Take, for example, my experience dining at one of the newfangled chef-driven food trucks, H-town strEATS.
At $3 per taco, they were double the price of the average taco truck around town, but I suppose some allowances were to be made for such exotica as pork belly and Korean beef tacos. Never mind that such standbys as lengua, sesos, ojos, barbacoa, and chicharrones are already considered exotic by mainstream standards.
To put it gently, I was rather disappointed. The start with, the tacos were presented on machine pressed prefab tortillas. Even reheated on a grill, contrasting that to freshly made tortillas is no contest. What's evident here is that the tortillas are nothing more than carriers for the filling.
So let's talk about the filling. I didn't exactly understand what was Korean about the Korean beef taco, least of all the inclusion of cotija cheese. The pork belly came in the form of shreds. Which already obviates the point of pork belly, which gets a lot of it's appeal from the layering of meat and fat. The contrast with the cucumber is a natural, but not so impressive.
The fried risotto balls (which are Italian arancini near as I can tell) fare a bit better. The rice is proper risotto texture, and there's a little chunk of mozzarella in each one. The tomato jam underneath it is too sweet, however.
The problem I see here is that food trucks are trendy at the moment, and seems that every rising chef sees the need to be amidst this trend, recapitulating "restaurant quality" food on the street, but with much lower overhead. But it isn't food truck quality food, which, contrary to the false dichotomy, can and is actually be very good. And amazingly inexpensive.

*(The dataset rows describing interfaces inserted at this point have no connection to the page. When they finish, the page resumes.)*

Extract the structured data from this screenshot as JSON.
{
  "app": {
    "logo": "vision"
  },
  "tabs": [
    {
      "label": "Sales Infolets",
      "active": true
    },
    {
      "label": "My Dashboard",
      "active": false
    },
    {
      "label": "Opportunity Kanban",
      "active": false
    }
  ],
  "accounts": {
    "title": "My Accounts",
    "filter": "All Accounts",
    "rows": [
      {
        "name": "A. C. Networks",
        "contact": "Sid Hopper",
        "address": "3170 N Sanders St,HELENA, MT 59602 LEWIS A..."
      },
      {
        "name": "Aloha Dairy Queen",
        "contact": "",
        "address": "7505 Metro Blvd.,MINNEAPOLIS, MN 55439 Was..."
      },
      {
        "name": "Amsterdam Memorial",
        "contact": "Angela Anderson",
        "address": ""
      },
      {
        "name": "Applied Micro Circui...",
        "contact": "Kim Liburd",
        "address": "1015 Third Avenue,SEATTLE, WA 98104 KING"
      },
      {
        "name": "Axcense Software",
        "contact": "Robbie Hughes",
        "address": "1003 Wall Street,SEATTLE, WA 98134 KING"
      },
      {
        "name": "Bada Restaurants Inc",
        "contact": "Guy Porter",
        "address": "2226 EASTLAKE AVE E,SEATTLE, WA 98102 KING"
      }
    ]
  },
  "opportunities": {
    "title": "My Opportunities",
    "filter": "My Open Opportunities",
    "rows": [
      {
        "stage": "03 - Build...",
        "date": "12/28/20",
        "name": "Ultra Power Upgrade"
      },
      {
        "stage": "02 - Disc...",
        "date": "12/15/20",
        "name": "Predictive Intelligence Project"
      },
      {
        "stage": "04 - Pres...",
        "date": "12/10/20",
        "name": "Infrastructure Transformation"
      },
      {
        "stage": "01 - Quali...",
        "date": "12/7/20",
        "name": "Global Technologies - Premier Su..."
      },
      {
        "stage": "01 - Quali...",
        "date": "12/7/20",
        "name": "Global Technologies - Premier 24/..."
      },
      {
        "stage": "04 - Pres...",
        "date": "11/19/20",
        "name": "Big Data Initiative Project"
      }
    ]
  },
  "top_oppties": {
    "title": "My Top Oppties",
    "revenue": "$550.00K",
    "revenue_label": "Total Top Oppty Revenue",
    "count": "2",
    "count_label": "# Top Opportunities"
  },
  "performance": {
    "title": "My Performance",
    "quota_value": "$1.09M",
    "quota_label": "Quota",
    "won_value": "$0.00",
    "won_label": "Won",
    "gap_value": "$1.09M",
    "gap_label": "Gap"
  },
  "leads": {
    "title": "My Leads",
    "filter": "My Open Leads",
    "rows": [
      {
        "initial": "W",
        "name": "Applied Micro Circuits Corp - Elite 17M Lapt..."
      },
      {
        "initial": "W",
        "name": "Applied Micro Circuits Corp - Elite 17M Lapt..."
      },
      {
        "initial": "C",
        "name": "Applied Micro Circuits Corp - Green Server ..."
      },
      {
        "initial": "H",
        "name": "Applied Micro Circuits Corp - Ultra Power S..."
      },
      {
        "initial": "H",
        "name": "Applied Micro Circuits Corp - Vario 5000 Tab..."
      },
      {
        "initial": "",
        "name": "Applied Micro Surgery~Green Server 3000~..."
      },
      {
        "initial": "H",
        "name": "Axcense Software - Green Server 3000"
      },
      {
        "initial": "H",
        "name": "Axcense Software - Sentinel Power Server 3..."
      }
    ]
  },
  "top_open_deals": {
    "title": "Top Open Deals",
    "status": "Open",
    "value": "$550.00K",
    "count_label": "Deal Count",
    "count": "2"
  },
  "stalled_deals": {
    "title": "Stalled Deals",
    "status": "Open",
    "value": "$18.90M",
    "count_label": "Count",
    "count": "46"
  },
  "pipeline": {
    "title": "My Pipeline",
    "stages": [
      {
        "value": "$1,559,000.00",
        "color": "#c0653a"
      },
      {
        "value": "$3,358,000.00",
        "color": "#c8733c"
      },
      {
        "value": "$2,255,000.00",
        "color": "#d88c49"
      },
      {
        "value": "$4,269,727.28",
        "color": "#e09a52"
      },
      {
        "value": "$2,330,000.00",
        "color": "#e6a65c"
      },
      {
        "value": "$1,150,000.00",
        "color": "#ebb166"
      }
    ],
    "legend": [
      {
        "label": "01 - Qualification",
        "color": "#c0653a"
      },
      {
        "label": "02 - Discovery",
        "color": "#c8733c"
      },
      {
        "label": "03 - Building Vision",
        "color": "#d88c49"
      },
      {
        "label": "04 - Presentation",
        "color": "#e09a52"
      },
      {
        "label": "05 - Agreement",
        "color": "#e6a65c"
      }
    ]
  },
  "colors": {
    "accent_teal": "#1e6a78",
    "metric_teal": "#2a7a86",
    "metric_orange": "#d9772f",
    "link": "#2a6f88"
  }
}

Unfortunately, I didn't see the soul in the food of strEATS. It is by no means bad, but at double the going rate of lonchero tacos in town, I'd like to taste more effort.